Intel can try the strategy of raising prices to increase profits, but that won't work. People who want to pay more money for a computer don't buy PC's. They buy Macs and Macbooks (PRO). As evidenced by the Netbook phenomenon as well as the "fondle slab" phenom iPad/iPad 2, consumers aren't impressed with high tech specs enough to want to spend more money on PC's. Many aren't going to replace their PC with a new and more expensive model, in the current worldwide economy. Last year, I built myself a new Tower and it wasn't the latest, greatest intel Kit. It is a Core 2 Duo 2.3GHZ running two 9800GTs in SLI. It gets the job done for gaming, work, and content consumption. What did this beast cost me to build? $400. LESS THAN THE PRICE OF AN IPAD2. I refuse to buy overpriced PC kit just to make Intel rich. I suspect many feel the same way. If I want to spend more money on computers, I'll buy a Mac.
There must be a bottom somewhere since at some point you're just buying materials. More importantly I read this as PCs, as we currently know them, are slowly being dropped from the list of consumer items and will become business computers and even then will only exist in roles that can't be filled by the coming wave of mob-lap-tab + large screen desk dock unified device.
It is one of the things that Oracle doesn't get with respect to the Android suit and java, and that is there isn't going to be a difference in platforms so having java flavors of ME, SE & EE will be a distinction without a difference. I suppose, however, that they have to milk it now before that happens.

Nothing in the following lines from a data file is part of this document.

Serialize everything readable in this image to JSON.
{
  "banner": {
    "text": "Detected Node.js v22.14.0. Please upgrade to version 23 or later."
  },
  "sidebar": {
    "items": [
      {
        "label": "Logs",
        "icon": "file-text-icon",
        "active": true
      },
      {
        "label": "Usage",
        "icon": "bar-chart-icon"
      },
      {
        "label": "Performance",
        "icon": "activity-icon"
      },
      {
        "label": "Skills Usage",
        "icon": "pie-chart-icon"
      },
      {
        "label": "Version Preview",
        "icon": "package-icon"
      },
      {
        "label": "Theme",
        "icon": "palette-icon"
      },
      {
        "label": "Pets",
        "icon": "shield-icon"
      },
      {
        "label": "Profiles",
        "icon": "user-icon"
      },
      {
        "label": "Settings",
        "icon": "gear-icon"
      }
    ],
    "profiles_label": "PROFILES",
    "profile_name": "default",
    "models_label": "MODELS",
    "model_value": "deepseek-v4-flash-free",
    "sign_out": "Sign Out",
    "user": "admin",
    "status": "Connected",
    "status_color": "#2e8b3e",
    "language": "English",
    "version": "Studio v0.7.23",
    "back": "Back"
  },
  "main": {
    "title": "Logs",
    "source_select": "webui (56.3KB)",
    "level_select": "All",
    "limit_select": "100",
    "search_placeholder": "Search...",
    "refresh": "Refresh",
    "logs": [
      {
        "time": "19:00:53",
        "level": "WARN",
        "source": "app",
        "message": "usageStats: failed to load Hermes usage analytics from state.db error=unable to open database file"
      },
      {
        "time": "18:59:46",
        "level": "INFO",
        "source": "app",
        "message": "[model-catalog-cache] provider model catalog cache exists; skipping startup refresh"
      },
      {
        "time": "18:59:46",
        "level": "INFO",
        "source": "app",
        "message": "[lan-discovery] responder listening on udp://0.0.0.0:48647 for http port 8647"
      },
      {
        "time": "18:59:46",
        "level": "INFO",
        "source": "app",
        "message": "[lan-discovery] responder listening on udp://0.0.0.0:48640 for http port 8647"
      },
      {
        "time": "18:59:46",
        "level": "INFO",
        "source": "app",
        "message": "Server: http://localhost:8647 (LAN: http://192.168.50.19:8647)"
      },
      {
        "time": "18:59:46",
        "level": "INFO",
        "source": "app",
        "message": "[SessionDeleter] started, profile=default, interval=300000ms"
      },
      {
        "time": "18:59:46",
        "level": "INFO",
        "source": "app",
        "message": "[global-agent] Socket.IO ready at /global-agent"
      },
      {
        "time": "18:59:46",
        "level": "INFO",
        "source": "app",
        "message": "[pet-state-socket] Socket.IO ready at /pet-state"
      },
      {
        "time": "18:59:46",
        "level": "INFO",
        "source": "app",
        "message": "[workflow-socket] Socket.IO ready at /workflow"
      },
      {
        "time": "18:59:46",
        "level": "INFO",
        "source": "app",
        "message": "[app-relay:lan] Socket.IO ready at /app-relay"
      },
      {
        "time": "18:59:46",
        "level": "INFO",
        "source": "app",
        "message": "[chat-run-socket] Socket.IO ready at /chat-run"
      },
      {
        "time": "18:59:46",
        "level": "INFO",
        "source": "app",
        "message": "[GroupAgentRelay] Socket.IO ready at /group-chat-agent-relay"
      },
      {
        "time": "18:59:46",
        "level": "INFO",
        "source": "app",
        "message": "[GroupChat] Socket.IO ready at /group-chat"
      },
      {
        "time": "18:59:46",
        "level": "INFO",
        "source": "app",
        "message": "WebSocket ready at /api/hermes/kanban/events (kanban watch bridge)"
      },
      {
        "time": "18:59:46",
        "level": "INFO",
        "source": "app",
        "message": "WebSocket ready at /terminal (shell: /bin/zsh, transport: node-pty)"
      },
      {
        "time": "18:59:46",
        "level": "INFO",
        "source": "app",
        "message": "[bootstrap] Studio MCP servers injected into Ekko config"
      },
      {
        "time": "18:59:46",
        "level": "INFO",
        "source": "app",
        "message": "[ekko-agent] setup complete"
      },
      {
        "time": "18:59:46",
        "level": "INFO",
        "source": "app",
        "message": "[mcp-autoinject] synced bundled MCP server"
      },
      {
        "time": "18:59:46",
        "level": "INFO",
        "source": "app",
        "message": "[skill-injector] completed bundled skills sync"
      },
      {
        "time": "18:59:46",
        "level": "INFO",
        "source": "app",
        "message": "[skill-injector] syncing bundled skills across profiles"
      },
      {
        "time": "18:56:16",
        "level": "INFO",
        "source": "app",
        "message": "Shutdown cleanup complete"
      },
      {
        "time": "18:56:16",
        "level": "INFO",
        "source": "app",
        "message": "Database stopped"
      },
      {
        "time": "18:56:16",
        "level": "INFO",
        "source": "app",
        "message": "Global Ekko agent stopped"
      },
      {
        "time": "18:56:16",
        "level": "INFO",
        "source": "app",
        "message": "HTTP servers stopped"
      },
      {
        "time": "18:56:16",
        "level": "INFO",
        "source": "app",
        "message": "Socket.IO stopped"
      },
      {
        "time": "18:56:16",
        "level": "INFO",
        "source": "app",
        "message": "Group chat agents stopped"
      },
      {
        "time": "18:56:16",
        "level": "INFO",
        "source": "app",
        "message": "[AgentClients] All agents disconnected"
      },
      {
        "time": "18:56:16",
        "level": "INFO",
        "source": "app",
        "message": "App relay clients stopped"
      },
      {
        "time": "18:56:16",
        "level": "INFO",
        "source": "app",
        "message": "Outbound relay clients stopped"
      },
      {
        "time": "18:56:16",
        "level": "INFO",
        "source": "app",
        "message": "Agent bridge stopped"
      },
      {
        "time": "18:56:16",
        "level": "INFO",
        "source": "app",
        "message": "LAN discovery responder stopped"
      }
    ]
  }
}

I always wait until the price drop before I buy anything and if Itel thinks I will shell out almost a thousand US dollars for a thin netbook they are living in dreamland I found out about this on Attack of the Show this Tuesday so Itel better keep it prices reasonable if they what me as a customer anyway if my old stuff still works why buy something new.